Strange is the story of a young Black man (Daniel Breaker) who moves from Los Angeles to Europe in his late teens, searching for a place where he can be himself. Narrating the story is Stew; Stew and his band have songs throughout; it’s a narrated memoir rock musical, with Stew, Lee, and stage director Annie Dorsen all taking big swings with the medium. Stew isn’t just the narrator; he’s also the critical viewer; we’re watching him watch his remembered past unfold to music, a Technicolor dream. Dorsen’s staging—which has the musical cast interact with the band—is incredible. Then Lee’s direction just adds another layer. Passing Strange is so good at making the experience feel like watching a live performance, it’s weird not to stand and applaud at the end, especially as Stew—in terms of performance (he’s got the narrator and musician hats on especially for the third act, as he interrogates himself)—keeps upping the dramatic ante. Passing Strange is about a lot, being a Black man in the United States, being a Black man raised in Christianity, being a son, being a parent, being a friend, being an artist, being a white European girl, being a gay, closeted preacher’s son, the list goes on and on because almost everyone ends up getting a spotlight. There are only six cast members, and only Breaker and Eisa Davis (as his mother) play one part; the other four create multiple distinct characters throughout, which turns Strange into a showcase for the exceptionally talented cast. For the first act, it seems like the performances are going to be the best part. It changes once Stew—as writer—takes more significant swings, but the performances are always singular.

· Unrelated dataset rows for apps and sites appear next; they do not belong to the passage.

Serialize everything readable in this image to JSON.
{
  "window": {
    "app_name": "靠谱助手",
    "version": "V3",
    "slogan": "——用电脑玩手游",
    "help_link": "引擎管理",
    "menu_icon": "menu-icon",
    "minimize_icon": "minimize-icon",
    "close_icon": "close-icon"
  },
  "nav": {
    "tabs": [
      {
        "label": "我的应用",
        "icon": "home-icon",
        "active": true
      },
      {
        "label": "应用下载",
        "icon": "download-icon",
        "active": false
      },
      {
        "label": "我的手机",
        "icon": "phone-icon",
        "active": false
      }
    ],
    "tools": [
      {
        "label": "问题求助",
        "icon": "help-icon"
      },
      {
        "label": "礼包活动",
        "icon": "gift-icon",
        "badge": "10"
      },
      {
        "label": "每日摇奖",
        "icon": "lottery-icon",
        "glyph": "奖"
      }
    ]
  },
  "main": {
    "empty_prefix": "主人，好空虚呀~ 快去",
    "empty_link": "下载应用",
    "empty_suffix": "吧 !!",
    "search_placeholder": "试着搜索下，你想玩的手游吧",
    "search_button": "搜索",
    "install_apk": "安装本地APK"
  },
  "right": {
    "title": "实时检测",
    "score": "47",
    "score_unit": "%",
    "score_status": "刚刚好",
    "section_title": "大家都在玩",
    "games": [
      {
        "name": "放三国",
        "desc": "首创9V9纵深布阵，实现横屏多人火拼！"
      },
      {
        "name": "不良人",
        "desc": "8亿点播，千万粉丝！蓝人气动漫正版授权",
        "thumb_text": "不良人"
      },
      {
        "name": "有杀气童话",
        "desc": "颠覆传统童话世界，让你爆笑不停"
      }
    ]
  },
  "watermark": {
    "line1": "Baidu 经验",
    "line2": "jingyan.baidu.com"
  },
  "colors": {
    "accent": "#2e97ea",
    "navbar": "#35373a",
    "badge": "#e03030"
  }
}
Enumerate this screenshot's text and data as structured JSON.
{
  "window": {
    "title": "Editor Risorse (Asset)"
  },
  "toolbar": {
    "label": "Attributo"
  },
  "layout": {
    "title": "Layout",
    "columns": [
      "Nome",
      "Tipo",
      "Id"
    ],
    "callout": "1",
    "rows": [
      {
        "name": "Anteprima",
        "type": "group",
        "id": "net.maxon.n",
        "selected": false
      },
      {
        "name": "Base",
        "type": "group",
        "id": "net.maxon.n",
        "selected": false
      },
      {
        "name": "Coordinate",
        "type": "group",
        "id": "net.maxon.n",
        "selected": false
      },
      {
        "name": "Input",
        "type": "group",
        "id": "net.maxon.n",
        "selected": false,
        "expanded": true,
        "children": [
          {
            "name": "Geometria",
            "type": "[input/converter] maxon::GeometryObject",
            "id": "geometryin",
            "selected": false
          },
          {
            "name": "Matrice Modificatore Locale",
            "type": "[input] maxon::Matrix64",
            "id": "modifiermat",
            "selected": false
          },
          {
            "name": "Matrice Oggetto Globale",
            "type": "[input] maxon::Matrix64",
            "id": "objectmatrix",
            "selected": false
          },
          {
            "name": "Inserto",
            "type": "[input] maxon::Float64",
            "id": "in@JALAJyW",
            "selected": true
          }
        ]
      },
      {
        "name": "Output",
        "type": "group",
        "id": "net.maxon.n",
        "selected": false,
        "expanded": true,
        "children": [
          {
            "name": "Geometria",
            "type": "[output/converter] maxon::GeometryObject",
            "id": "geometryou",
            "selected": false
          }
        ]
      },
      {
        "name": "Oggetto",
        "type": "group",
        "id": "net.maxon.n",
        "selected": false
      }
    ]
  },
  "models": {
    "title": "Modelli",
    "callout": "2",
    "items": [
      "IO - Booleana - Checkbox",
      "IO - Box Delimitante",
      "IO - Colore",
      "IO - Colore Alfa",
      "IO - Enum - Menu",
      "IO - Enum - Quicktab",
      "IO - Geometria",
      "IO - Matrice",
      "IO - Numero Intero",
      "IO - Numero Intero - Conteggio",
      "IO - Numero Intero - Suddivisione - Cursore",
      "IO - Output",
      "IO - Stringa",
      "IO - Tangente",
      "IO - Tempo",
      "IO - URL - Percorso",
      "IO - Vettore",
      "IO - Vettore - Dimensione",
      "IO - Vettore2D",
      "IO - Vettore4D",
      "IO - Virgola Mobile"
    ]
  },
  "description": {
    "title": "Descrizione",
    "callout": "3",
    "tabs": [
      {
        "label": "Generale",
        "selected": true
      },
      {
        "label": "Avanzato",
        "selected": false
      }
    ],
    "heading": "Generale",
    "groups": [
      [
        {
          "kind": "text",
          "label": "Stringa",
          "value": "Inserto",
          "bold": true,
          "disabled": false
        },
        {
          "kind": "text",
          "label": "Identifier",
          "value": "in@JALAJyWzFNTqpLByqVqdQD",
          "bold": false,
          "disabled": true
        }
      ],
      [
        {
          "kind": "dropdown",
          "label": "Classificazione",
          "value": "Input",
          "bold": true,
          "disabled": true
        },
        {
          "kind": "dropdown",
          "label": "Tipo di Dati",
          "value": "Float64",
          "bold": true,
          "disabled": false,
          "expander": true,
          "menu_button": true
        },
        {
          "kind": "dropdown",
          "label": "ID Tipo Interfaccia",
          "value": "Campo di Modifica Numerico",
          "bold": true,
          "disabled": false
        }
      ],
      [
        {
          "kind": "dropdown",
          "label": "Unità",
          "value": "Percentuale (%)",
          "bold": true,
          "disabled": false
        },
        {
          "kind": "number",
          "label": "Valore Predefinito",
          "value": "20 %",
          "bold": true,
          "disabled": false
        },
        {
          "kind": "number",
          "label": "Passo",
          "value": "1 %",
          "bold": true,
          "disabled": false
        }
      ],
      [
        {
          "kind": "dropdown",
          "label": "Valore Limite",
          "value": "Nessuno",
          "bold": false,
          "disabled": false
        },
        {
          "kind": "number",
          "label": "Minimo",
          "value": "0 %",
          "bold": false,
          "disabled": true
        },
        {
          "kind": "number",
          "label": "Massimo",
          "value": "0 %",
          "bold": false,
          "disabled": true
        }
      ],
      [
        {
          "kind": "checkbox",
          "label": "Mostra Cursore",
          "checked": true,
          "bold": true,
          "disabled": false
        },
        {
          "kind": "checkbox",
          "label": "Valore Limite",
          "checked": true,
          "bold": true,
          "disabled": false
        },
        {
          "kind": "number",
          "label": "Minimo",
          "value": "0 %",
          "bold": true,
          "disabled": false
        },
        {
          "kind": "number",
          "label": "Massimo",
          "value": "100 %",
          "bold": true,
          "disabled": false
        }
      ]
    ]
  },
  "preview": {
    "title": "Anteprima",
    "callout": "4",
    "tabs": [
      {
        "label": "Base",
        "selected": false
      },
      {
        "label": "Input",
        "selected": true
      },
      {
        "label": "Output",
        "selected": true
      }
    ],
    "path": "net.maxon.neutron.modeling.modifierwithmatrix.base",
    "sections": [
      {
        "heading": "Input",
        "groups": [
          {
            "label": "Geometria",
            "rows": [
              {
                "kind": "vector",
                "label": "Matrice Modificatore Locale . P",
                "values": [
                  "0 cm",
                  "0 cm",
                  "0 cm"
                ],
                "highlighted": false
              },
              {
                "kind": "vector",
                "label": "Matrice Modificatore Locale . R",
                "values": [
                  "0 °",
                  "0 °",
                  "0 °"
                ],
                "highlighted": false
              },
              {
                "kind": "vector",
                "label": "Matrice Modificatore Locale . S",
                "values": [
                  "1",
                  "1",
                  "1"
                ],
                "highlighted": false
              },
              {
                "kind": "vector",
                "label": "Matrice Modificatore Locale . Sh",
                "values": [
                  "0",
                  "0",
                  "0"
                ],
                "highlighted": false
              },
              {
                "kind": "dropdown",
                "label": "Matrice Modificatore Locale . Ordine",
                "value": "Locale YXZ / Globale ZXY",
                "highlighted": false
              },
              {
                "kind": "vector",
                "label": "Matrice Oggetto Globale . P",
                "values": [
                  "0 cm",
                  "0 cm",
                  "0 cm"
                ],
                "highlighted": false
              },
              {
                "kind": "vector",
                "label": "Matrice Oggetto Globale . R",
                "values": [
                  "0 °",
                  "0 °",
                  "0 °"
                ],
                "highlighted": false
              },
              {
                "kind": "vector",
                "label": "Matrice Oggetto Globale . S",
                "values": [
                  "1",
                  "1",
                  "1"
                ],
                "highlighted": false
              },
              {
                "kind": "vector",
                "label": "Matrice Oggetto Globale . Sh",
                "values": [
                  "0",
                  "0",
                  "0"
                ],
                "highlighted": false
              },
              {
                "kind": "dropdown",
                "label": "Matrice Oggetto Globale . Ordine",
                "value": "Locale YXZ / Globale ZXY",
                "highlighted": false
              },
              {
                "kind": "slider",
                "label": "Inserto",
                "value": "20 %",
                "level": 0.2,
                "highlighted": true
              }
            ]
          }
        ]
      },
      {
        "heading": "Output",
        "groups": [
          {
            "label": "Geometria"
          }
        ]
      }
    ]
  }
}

The first act takes place in L.A., with teenage Breaker arguing with Davis about going to church. However, he changes his mind once he sees pastor Chad Goodridge do a rockabilly sermon. Breaker’s enthusiasm for the music lands him in the youth choir, which seems terrible until he finds out preacher’s son Colman Domingo, who runs it, starts every choir practice with a good smoke out. Domingo and Breaker bond over unrealized dreams. But while Domingo is resigned to his private trap, Breaker’s able to get out of his—he saves up and moves away to Europe, abandoning mom Davis and the punk rock band he made out of the church choir.
His first stop is Amsterdam, in search of public weed-smoking, espresso, and European freedom. There he immediately finds a community who simultaneously sees the color of his skin but assigns no fear to it. The piece about new friend De’Adre Aziza letting him crash at her place is the first singular song, play, and film combination. Aziza’s first part in Strange is as a fellow (Black) teen at the church, but she’s now a Dutch girl. Goodridge, Domingo, and Rebecca Naomi Jones all play Dutch or at least European roles now. They’re all going to do fantastic work, with both Aziza and Jones showing off until Domingo turns in the most eighties German rock performance ever.

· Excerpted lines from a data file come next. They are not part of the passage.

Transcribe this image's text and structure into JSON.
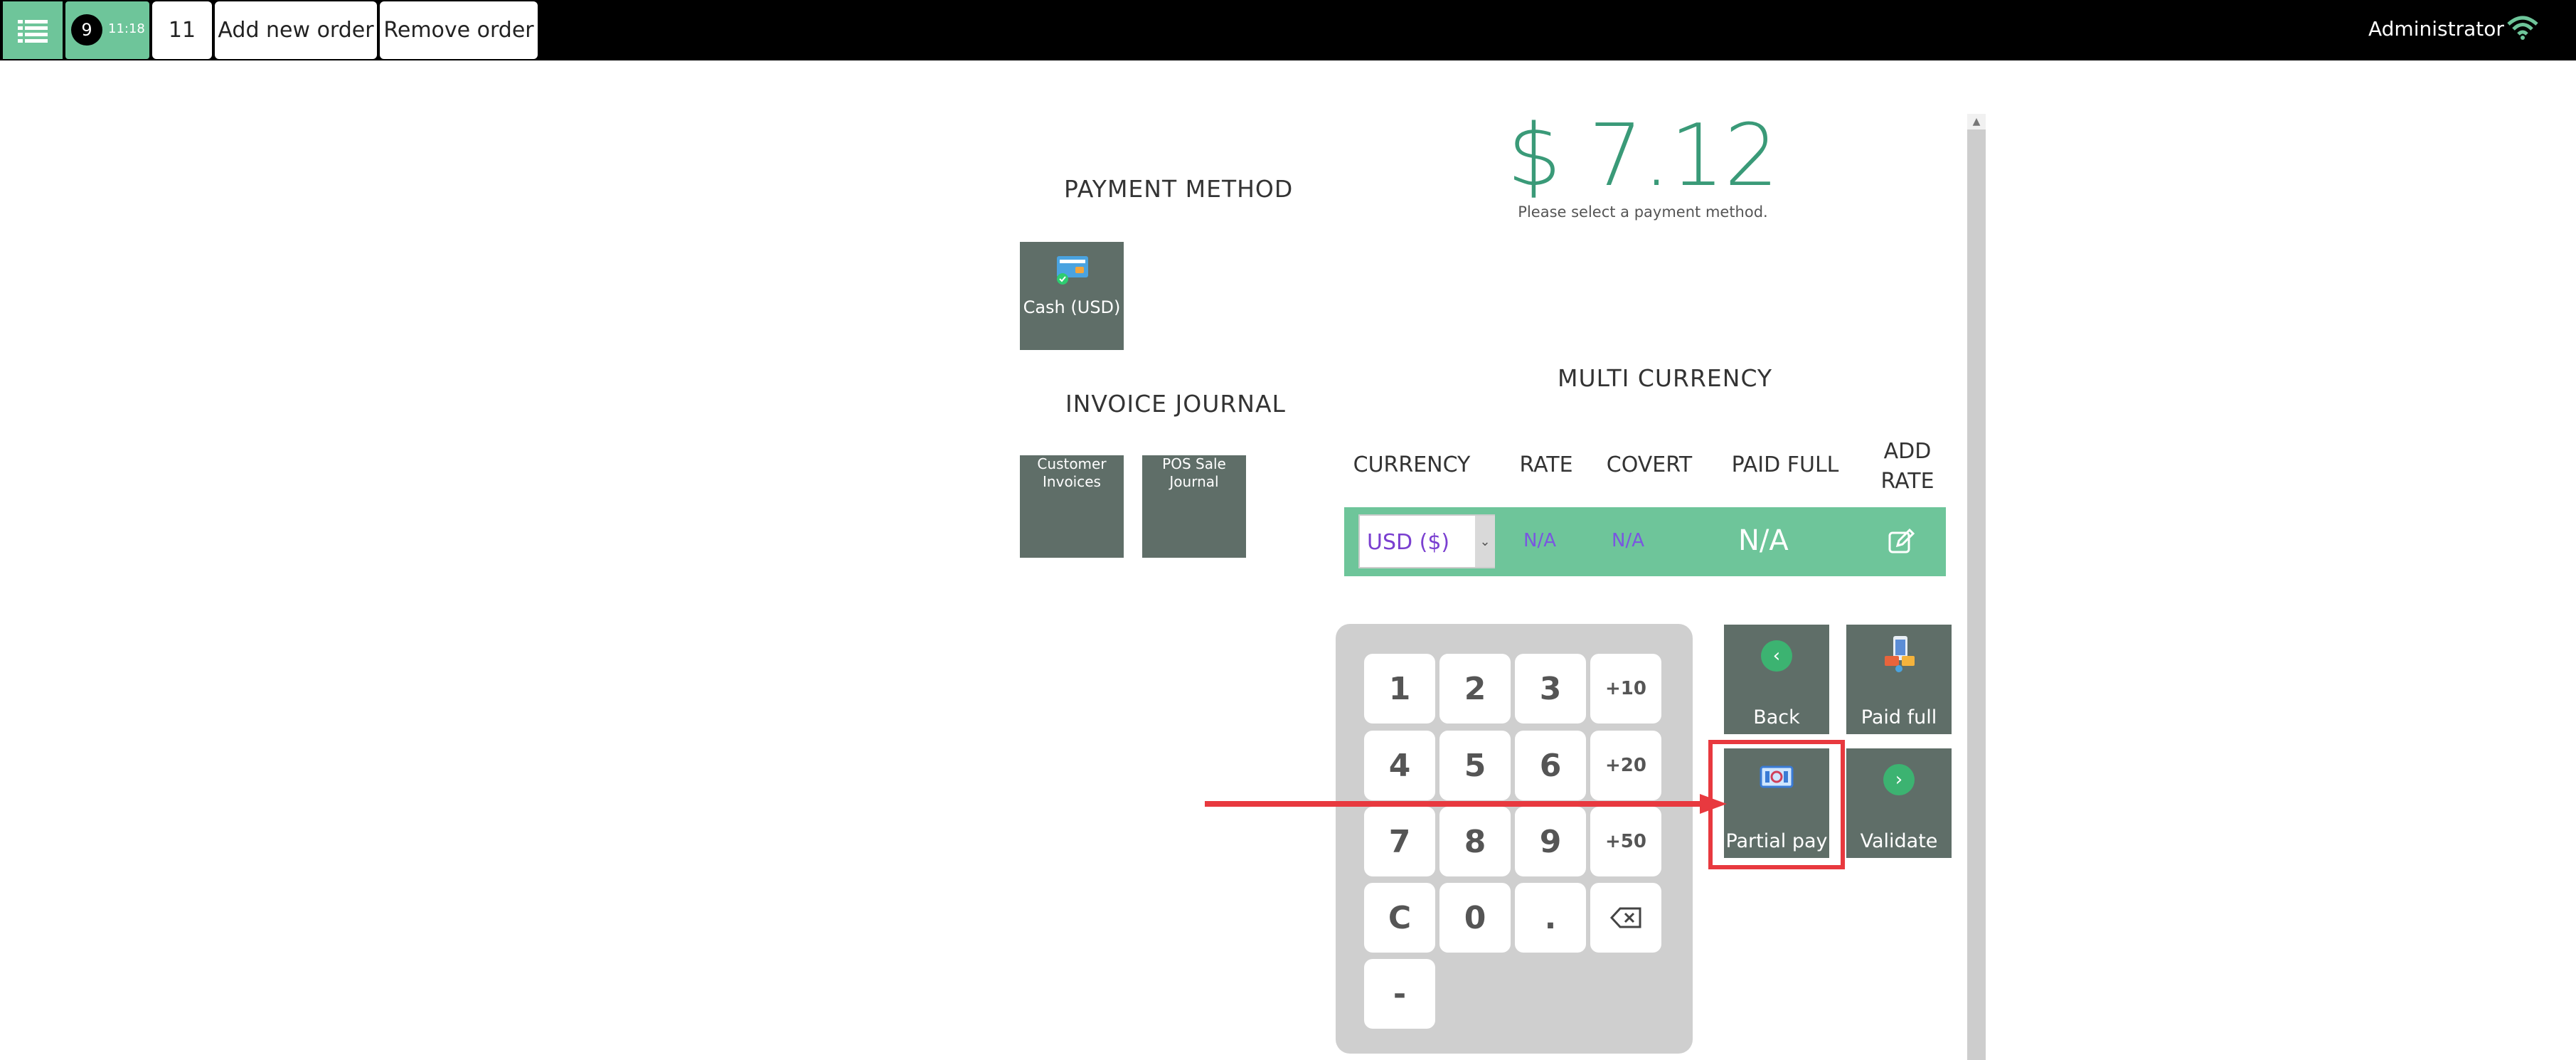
{
  "topbar": {
    "order_number": "9",
    "order_time": "11:18",
    "order_tab_2": "11",
    "add_order_label": "Add new order",
    "remove_order_label": "Remove order",
    "user_name": "Administrator",
    "icons": [
      "list-icon",
      "wifi-icon"
    ]
  },
  "payment": {
    "amount": "$ 7.12",
    "hint": "Please select a payment method.",
    "method_heading": "PAYMENT METHOD",
    "methods": [
      {
        "label": "Cash (USD)",
        "icon": "cash-card-icon"
      }
    ],
    "journal_heading": "INVOICE JOURNAL",
    "journals": [
      {
        "label": "Customer Invoices"
      },
      {
        "label": "POS Sale Journal"
      }
    ]
  },
  "multi_currency": {
    "heading": "MULTI CURRENCY",
    "columns": [
      "CURRENCY",
      "RATE",
      "COVERT",
      "PAID FULL",
      "ADD RATE"
    ],
    "row": {
      "currency": "USD ($)",
      "rate": "N/A",
      "covert": "N/A",
      "paid_full": "N/A",
      "edit_icon": "edit-icon"
    }
  },
  "keypad": {
    "keys": [
      "1",
      "2",
      "3",
      "+10",
      "4",
      "5",
      "6",
      "+20",
      "7",
      "8",
      "9",
      "+50",
      "C",
      "0",
      ".",
      "backspace",
      "-"
    ]
  },
  "actions": {
    "back": "Back",
    "paid_full": "Paid full",
    "partial_pay": "Partial pay",
    "validate": "Validate"
  },
  "annotation": {
    "highlight_color": "#e8393f",
    "highlighted": "partial_pay"
  },
  "colors": {
    "accent": "#6ec59a",
    "tile": "#5f6e68",
    "amount": "#3a9a78"
  }
}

But first, it’s time for Aziza to show off. Everyone’s going to get their chance, though Goodridge’s best sequence is the rockabilly church performance; his acting’s good, his characters are never integral to the plot. Aziza and Jones both play love interests, with Jones as a West German girl. Breaker’s a bad artist boyfriend to both of them, which gives them lots of acting and singing material. Aziza’s so good it seems unimaginable Jones is going to be able to compare, but then she’s phenomenal as well. There’s always good interaction between the actors—particularly during the musical numbers—so there’s never any one-upping quality about it.

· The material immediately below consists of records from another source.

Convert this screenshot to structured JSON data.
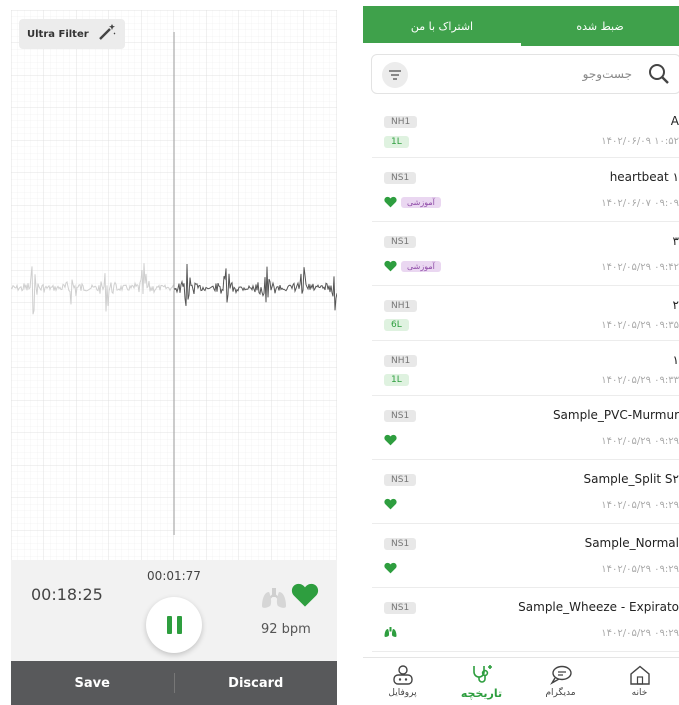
{
  "recorder": {
    "filter_label": "Ultra Filter",
    "filter_icon": "magic-wand-icon",
    "elapsed_time": "00:18:25",
    "clip_time": "00:01:77",
    "bpm": "92 bpm",
    "save_label": "Save",
    "discard_label": "Discard"
  },
  "history": {
    "tabs": [
      {
        "label": "اشتراک با من",
        "active": true
      },
      {
        "label": "ضبط شده",
        "active": false
      }
    ],
    "search_placeholder": "جست‌وجو",
    "recordings": [
      {
        "title": "A",
        "date": "۱۴۰۲/۰۶/۰۹ ۱۰:۵۲",
        "code": "NH1",
        "badge": "1L",
        "tag": "",
        "icon": ""
      },
      {
        "title": "heartbeat ۱",
        "date": "۱۴۰۲/۰۶/۰۷ ۰۹:۰۹",
        "code": "NS1",
        "badge": "",
        "tag": "آموزشی",
        "icon": "heart"
      },
      {
        "title": "۳",
        "date": "۱۴۰۲/۰۵/۲۹ ۰۹:۴۲",
        "code": "NS1",
        "badge": "",
        "tag": "آموزشی",
        "icon": "heart"
      },
      {
        "title": "۲",
        "date": "۱۴۰۲/۰۵/۲۹ ۰۹:۳۵",
        "code": "NH1",
        "badge": "6L",
        "tag": "",
        "icon": ""
      },
      {
        "title": "۱",
        "date": "۱۴۰۲/۰۵/۲۹ ۰۹:۳۳",
        "code": "NH1",
        "badge": "1L",
        "tag": "",
        "icon": ""
      },
      {
        "title": "Sample_PVC-Murmur",
        "date": "۱۴۰۲/۰۵/۲۹ ۰۹:۲۹",
        "code": "NS1",
        "badge": "",
        "tag": "",
        "icon": "heart"
      },
      {
        "title": "Sample_Split S۲",
        "date": "۱۴۰۲/۰۵/۲۹ ۰۹:۲۹",
        "code": "NS1",
        "badge": "",
        "tag": "",
        "icon": "heart"
      },
      {
        "title": "Sample_Normal",
        "date": "۱۴۰۲/۰۵/۲۹ ۰۹:۲۹",
        "code": "NS1",
        "badge": "",
        "tag": "",
        "icon": "heart"
      },
      {
        "title": "Sample_Wheeze - Expirato",
        "date": "۱۴۰۲/۰۵/۲۹ ۰۹:۲۹",
        "code": "NS1",
        "badge": "",
        "tag": "",
        "icon": "lungs"
      }
    ],
    "nav": [
      {
        "label": "خانه",
        "icon": "home-icon",
        "active": false
      },
      {
        "label": "مدیگرام",
        "icon": "chat-icon",
        "active": false
      },
      {
        "label": "تاریخچه",
        "icon": "stethoscope-icon",
        "active": true
      },
      {
        "label": "پروفایل",
        "icon": "profile-icon",
        "active": false
      }
    ]
  },
  "colors": {
    "brand_green": "#3fa14b",
    "heart_green": "#2e9e3f",
    "bottom_bar": "#58595b",
    "tag_purple": "#8e4aa7"
  }
}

Though the third act belongs to Breaker, Davis, and Stew. At the beginning of the film, when Lee’s establishing the camera’s narrative distance, Davis sets the bar for acting in close-up. She acts the hell out of it when, since it’s a stage production, she really doesn’t have to act the hell out of it. But everyone’s going to do it. It makes the performances all the more impressive when you see the supporting cast still working even though no one, not even the camera really, can see them.
Wonderful acting. Wonderful music. Wonderful everything.
The third act has some exceptional emotional heft, which the play heaps on, starting with Davis, then adding it to Breaker, while revealing Stew’s got the sum total of it all. Then once he confronts “himself,” there’s a whole other level. And Stew’s not done. After the first set bows, when it feels like there should be an encore—any encore—he goes with one to add yet another layer onto Passing Strange.
It’s superlative work from all involved.